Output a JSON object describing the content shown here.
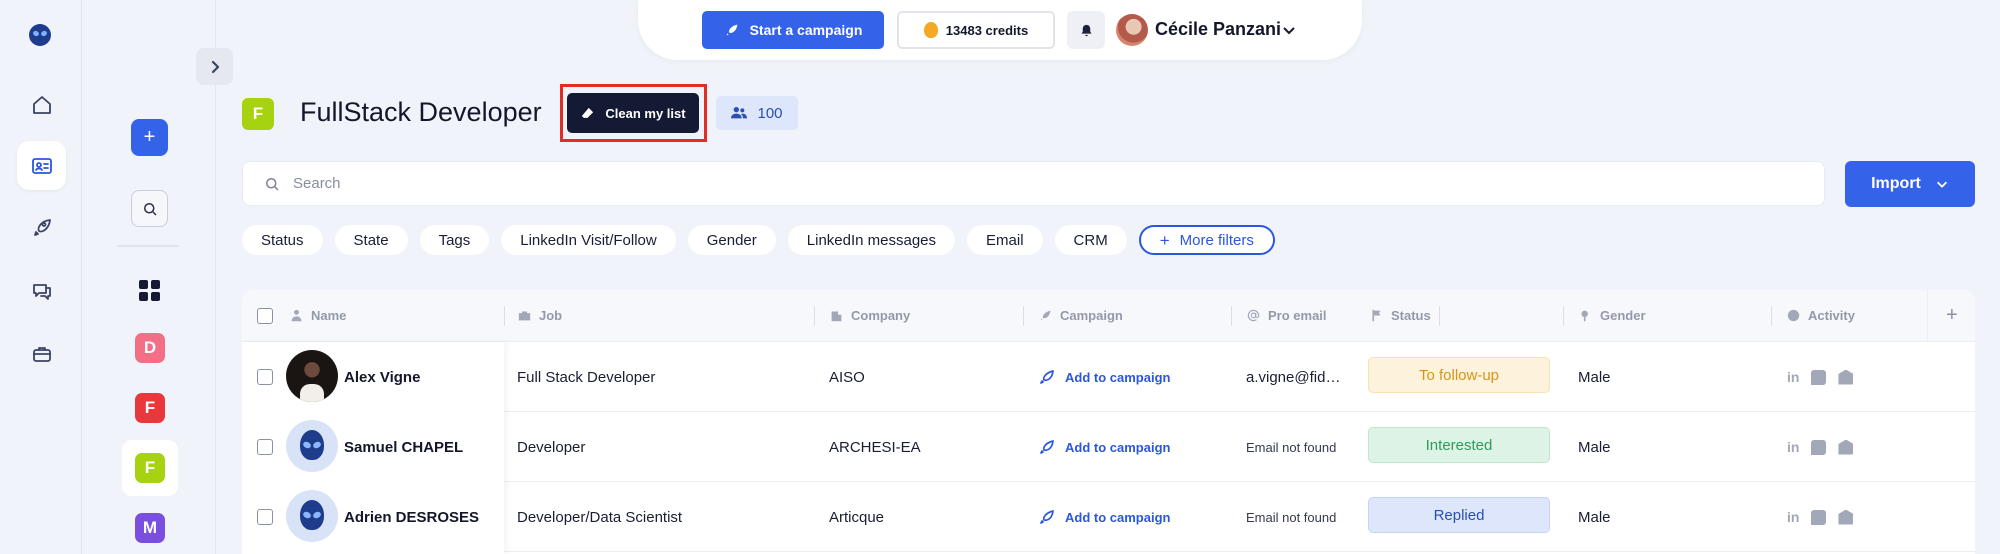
{
  "topbar": {
    "start_campaign": "Start a campaign",
    "credits": "13483 credits",
    "user_name": "Cécile Panzani"
  },
  "sidebar": {
    "items": [
      {
        "icon": "home-icon"
      },
      {
        "icon": "contacts-icon",
        "active": true
      },
      {
        "icon": "rocket-icon"
      },
      {
        "icon": "chat-icon"
      },
      {
        "icon": "briefcase-icon"
      }
    ]
  },
  "lists": {
    "items": [
      {
        "letter": "D",
        "color": "#f26f86"
      },
      {
        "letter": "F",
        "color": "#e8383b"
      },
      {
        "letter": "F",
        "color": "#a6d212",
        "active": true
      },
      {
        "letter": "M",
        "color": "#7a4fe0"
      }
    ]
  },
  "header": {
    "badge_letter": "F",
    "title": "FullStack Developer",
    "clean_button": "Clean my list",
    "contact_count": "100"
  },
  "search": {
    "placeholder": "Search",
    "import_label": "Import"
  },
  "filters": [
    "Status",
    "State",
    "Tags",
    "LinkedIn Visit/Follow",
    "Gender",
    "LinkedIn messages",
    "Email",
    "CRM"
  ],
  "more_filters": "More filters",
  "table": {
    "columns": [
      "Name",
      "Job",
      "Company",
      "Campaign",
      "Pro email",
      "Status",
      "Gender",
      "Activity"
    ],
    "rows": [
      {
        "name": "Alex Vigne",
        "job": "Full Stack Developer",
        "company": "AISO",
        "campaign": "Add to campaign",
        "email": "a.vigne@fid…",
        "status": "To follow-up",
        "status_bg": "#fdf3dc",
        "status_fg": "#d99316",
        "gender": "Male"
      },
      {
        "name": "Samuel CHAPEL",
        "job": "Developer",
        "company": "ARCHESI-EA",
        "campaign": "Add to campaign",
        "email": "Email not found",
        "status": "Interested",
        "status_bg": "#dcf3e5",
        "status_fg": "#2e9c5c",
        "gender": "Male"
      },
      {
        "name": "Adrien DESROSES",
        "job": "Developer/Data Scientist",
        "company": "Articque",
        "campaign": "Add to campaign",
        "email": "Email not found",
        "status": "Replied",
        "status_bg": "#dde6fb",
        "status_fg": "#2b4fb3",
        "gender": "Male"
      }
    ]
  },
  "colors": {
    "accent": "#3463ea",
    "dark_button": "#151a34",
    "highlight": "#e12d22"
  }
}
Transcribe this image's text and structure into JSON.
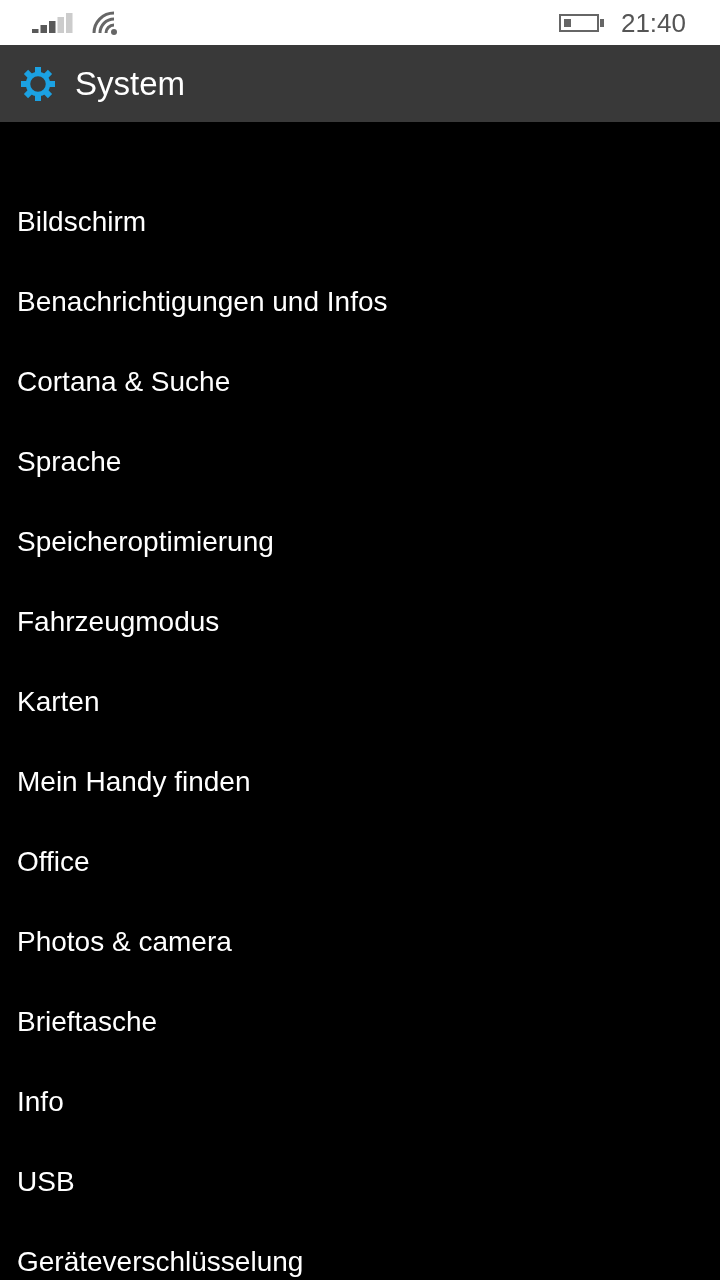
{
  "status_bar": {
    "time": "21:40"
  },
  "header": {
    "title": "System"
  },
  "items": [
    "Bildschirm",
    "Benachrichtigungen und Infos",
    "Cortana & Suche",
    "Sprache",
    "Speicheroptimierung",
    "Fahrzeugmodus",
    "Karten",
    "Mein Handy finden",
    "Office",
    "Photos & camera",
    "Brieftasche",
    "Info",
    "USB",
    "Geräteverschlüsselung"
  ]
}
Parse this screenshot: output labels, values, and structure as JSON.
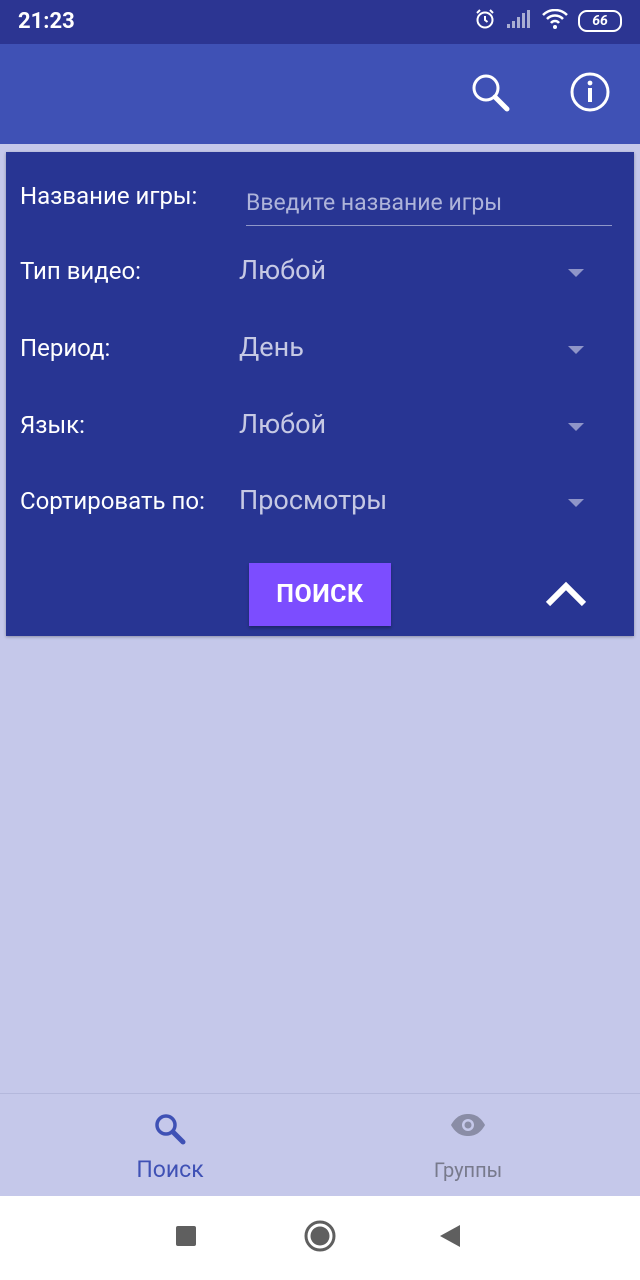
{
  "status_bar": {
    "time": "21:23",
    "icons": [
      "alarm-icon",
      "signal-icon",
      "wifi-icon",
      "battery-icon"
    ],
    "battery": "66"
  },
  "app_bar": {
    "actions": [
      "search-icon",
      "info-icon"
    ]
  },
  "search_form": {
    "game_name_label": "Название игры:",
    "game_name_placeholder": "Введите название игры",
    "game_name_value": "",
    "video_type_label": "Тип видео:",
    "video_type_value": "Любой",
    "period_label": "Период:",
    "period_value": "День",
    "language_label": "Язык:",
    "language_value": "Любой",
    "sort_label": "Сортировать по:",
    "sort_value": "Просмотры",
    "search_button": "Поиск",
    "collapse_icon": "chevron-up-icon"
  },
  "bottom_nav": {
    "items": [
      {
        "label": "Поиск",
        "icon": "search-icon",
        "active": true
      },
      {
        "label": "Группы",
        "icon": "eye-icon",
        "active": false
      }
    ]
  },
  "system_nav": [
    "recents-square-icon",
    "home-circle-icon",
    "back-triangle-icon"
  ],
  "colors": {
    "status_bar": "#2c3592",
    "app_bar": "#3f51b5",
    "panel": "#283593",
    "accent": "#7c4dff",
    "background": "#c5c8ea"
  }
}
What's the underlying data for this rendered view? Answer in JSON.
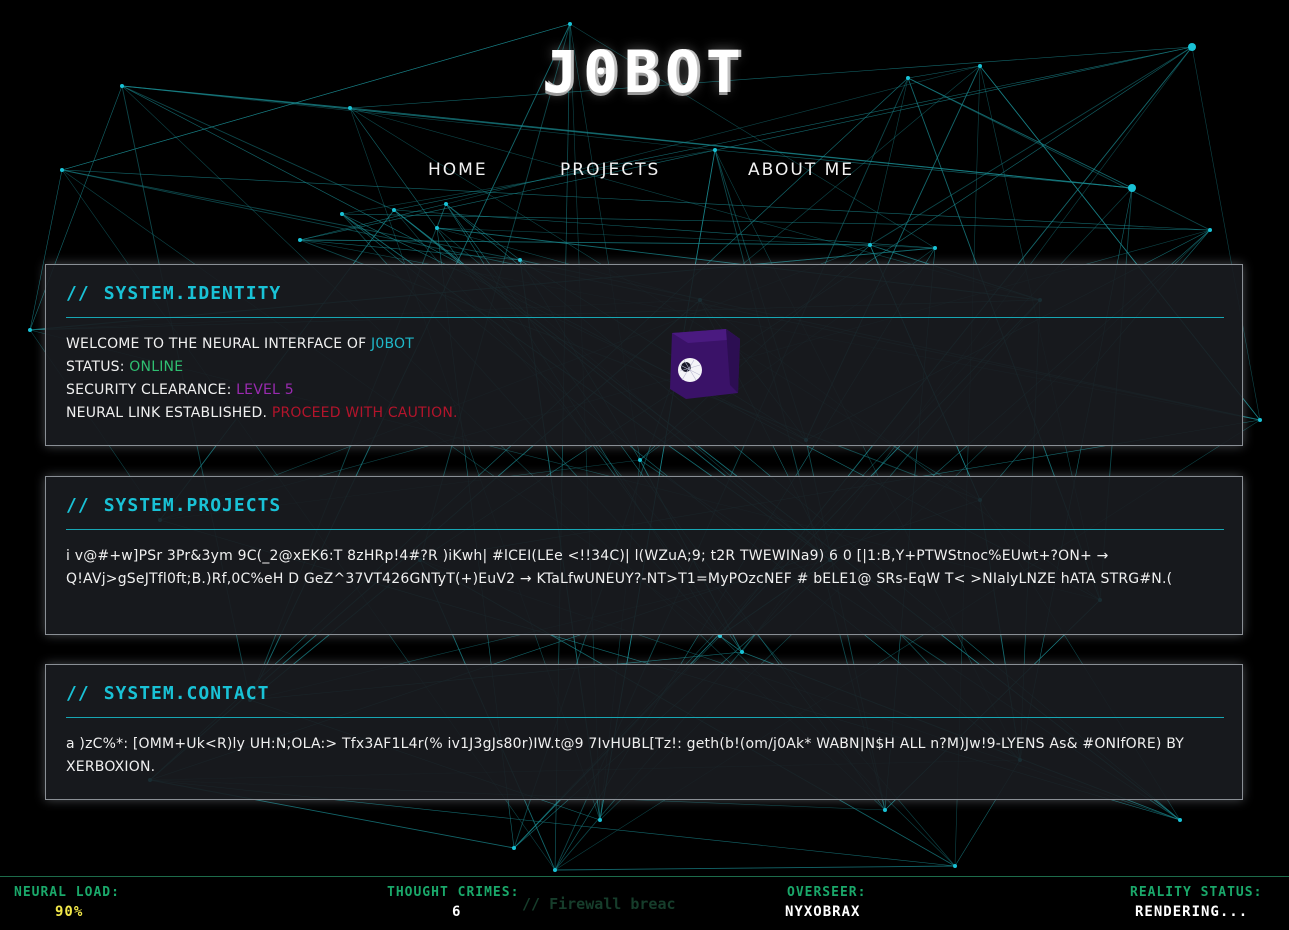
{
  "site": {
    "title": "J0BOT"
  },
  "nav": {
    "items": [
      {
        "label": "HOME"
      },
      {
        "label": "PROJECTS"
      },
      {
        "label": "ABOUT ME"
      }
    ]
  },
  "identity": {
    "header_prefix": "//",
    "header_title": "SYSTEM.IDENTITY",
    "welcome_text": "WELCOME TO THE NEURAL INTERFACE OF ",
    "welcome_name": "J0BOT",
    "status_label": "STATUS: ",
    "status_value": "ONLINE",
    "clearance_label": "SECURITY CLEARANCE: ",
    "clearance_value": "LEVEL 5",
    "link_label": "NEURAL LINK ESTABLISHED. ",
    "link_warning": "PROCEED WITH CAUTION."
  },
  "projects": {
    "header_prefix": "//",
    "header_title": "SYSTEM.PROJECTS",
    "body": "i v@#+w]PSr 3Pr&3ym 9C(_2@xEK6:T 8zHRp!4#?R )iKwh| #lCEI(LEe <!!34C)| l(WZuA;9; t2R TWEWINa9) 6 0 [|1:B,Y+PTWStnoc%EUwt+?ON+ → Q!AVj>gSeJTfl0ft;B.)Rf,0C%eH D GeZ^37VT426GNTyT(+)EuV2 → KTaLfwUNEUY?-NT>T1=MyPOzcNEF # bELE1@ SRs-EqW T< >NIalyLNZE hATA STRG#N.("
  },
  "contact": {
    "header_prefix": "//",
    "header_title": "SYSTEM.CONTACT",
    "body": "a )zC%*: [OMM+Uk<R)ly UH:N;OLA:> Tfx3AF1L4r(% iv1J3gJs80r)IW.t@9 7IvHUBL[Tz!: geth(b!(om/j0Ak* WABN|N$H ALL n?M)Jw!9-LYENS As& #ONIfORE) BY XERBOXION."
  },
  "status_bar": {
    "neural_load_label": "NEURAL LOAD:",
    "neural_load_value": "90%",
    "thought_crimes_label": "THOUGHT CRIMES:",
    "thought_crimes_value": "6",
    "ghost_text": "// Firewall breac",
    "overseer_label": "OVERSEER:",
    "overseer_value": "NYXOBRAX",
    "reality_label": "REALITY STATUS:",
    "reality_value": "RENDERING..."
  },
  "colors": {
    "accent_cyan": "#19c2d6",
    "status_green": "#2fbf71",
    "clearance_purple": "#9a2ab0",
    "warning_red": "#b3142b",
    "load_yellow": "#f2e84a",
    "network_line": "#1a8a90"
  },
  "icons": {
    "cube": "purple-cube-icon"
  }
}
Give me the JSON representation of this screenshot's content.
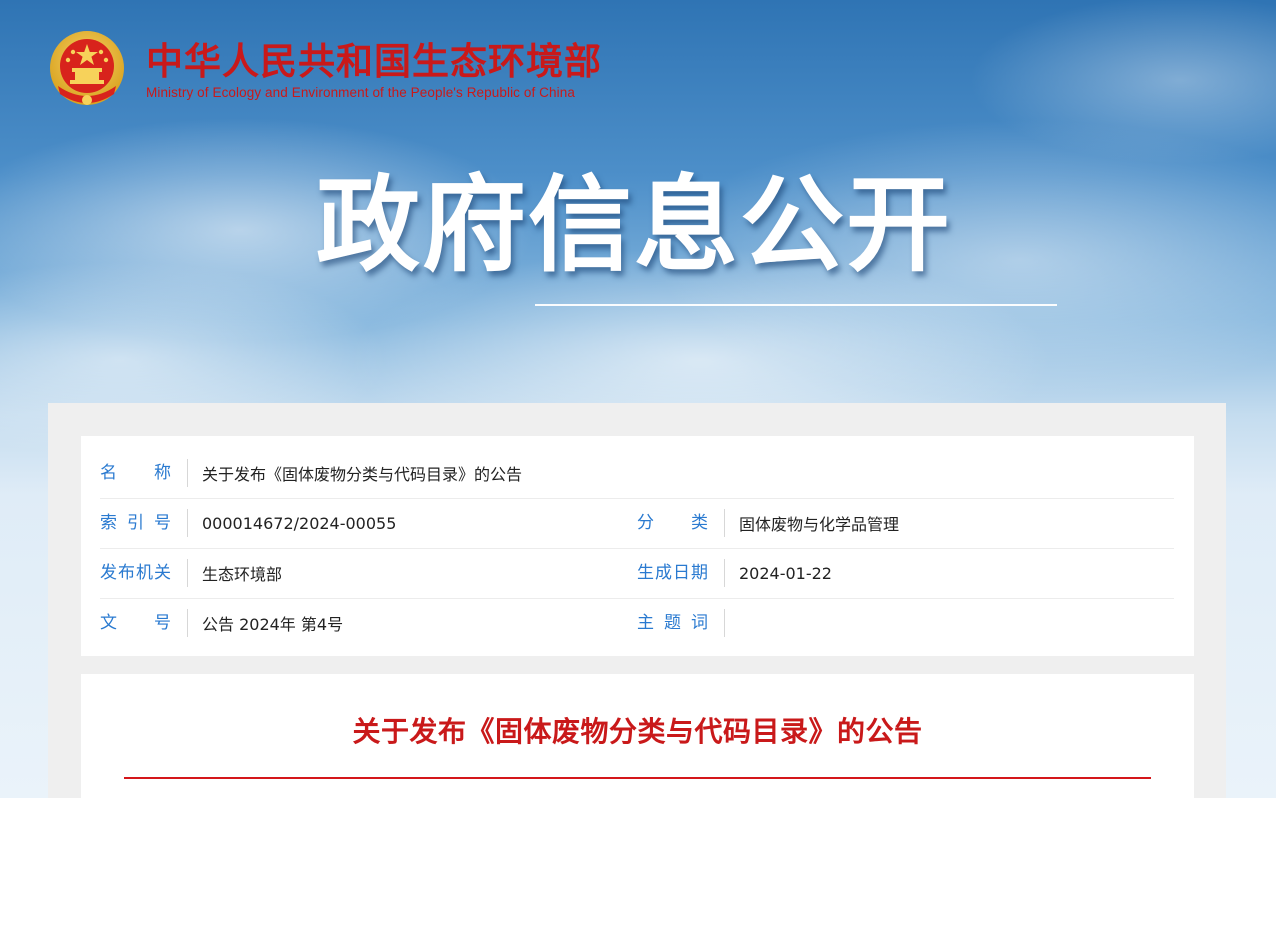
{
  "header": {
    "ministry_name_cn": "中华人民共和国生态环境部",
    "ministry_name_en": "Ministry of Ecology and Environment of the People's Republic of China",
    "banner_title": "政府信息公开"
  },
  "info": {
    "rows": [
      {
        "label": "名称",
        "value": "关于发布《固体废物分类与代码目录》的公告"
      },
      {
        "label": "索引号",
        "value": "000014672/2024-00055",
        "label2": "分类",
        "value2": "固体废物与化学品管理"
      },
      {
        "label": "发布机关",
        "value": "生态环境部",
        "label2": "生成日期",
        "value2": "2024-01-22"
      },
      {
        "label": "文号",
        "value": "公告 2024年 第4号",
        "label2": "主题词",
        "value2": ""
      }
    ]
  },
  "document": {
    "title": "关于发布《固体废物分类与代码目录》的公告"
  },
  "colors": {
    "brand_red": "#c9191a",
    "label_blue": "#2a7ad0"
  }
}
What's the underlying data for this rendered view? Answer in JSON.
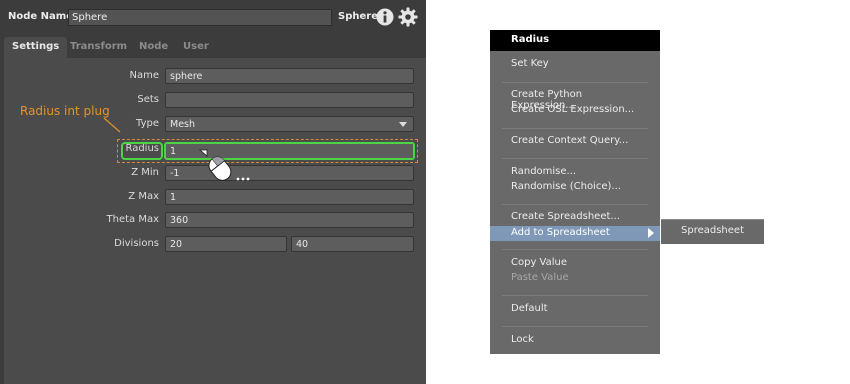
{
  "header": {
    "node_name_label": "Node Name",
    "node_name_value": "Sphere",
    "node_type": "Sphere"
  },
  "tabs": [
    {
      "label": "Settings",
      "active": true
    },
    {
      "label": "Transform",
      "active": false
    },
    {
      "label": "Node",
      "active": false
    },
    {
      "label": "User",
      "active": false
    }
  ],
  "plugs": {
    "name": {
      "label": "Name",
      "value": "sphere"
    },
    "sets": {
      "label": "Sets",
      "value": ""
    },
    "type": {
      "label": "Type",
      "value": "Mesh"
    },
    "radius": {
      "label": "Radius",
      "value": "1"
    },
    "zmin": {
      "label": "Z Min",
      "value": "-1"
    },
    "zmax": {
      "label": "Z Max",
      "value": "1"
    },
    "theta_max": {
      "label": "Theta Max",
      "value": "360"
    },
    "divisions": {
      "label": "Divisions",
      "value_a": "20",
      "value_b": "40"
    }
  },
  "annotation": {
    "text": "Radius int plug",
    "color": "#e5922e",
    "highlight_color": "#4cd444"
  },
  "context_menu": {
    "title": "Radius",
    "items": [
      {
        "label": "Set Key"
      },
      {
        "label": "Create Python Expression..."
      },
      {
        "label": "Create OSL Expression..."
      },
      {
        "label": "Create Context Query..."
      },
      {
        "label": "Randomise..."
      },
      {
        "label": "Randomise (Choice)..."
      },
      {
        "label": "Create Spreadsheet..."
      },
      {
        "label": "Add to Spreadsheet",
        "highlighted": true,
        "submenu": true
      },
      {
        "label": "Copy Value"
      },
      {
        "label": "Paste Value",
        "disabled": true
      },
      {
        "label": "Default"
      },
      {
        "label": "Lock"
      }
    ],
    "submenu_items": [
      {
        "label": "Spreadsheet"
      }
    ],
    "highlight_color": "#7f98b8"
  }
}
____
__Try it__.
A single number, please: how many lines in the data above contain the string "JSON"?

__Task result__.
6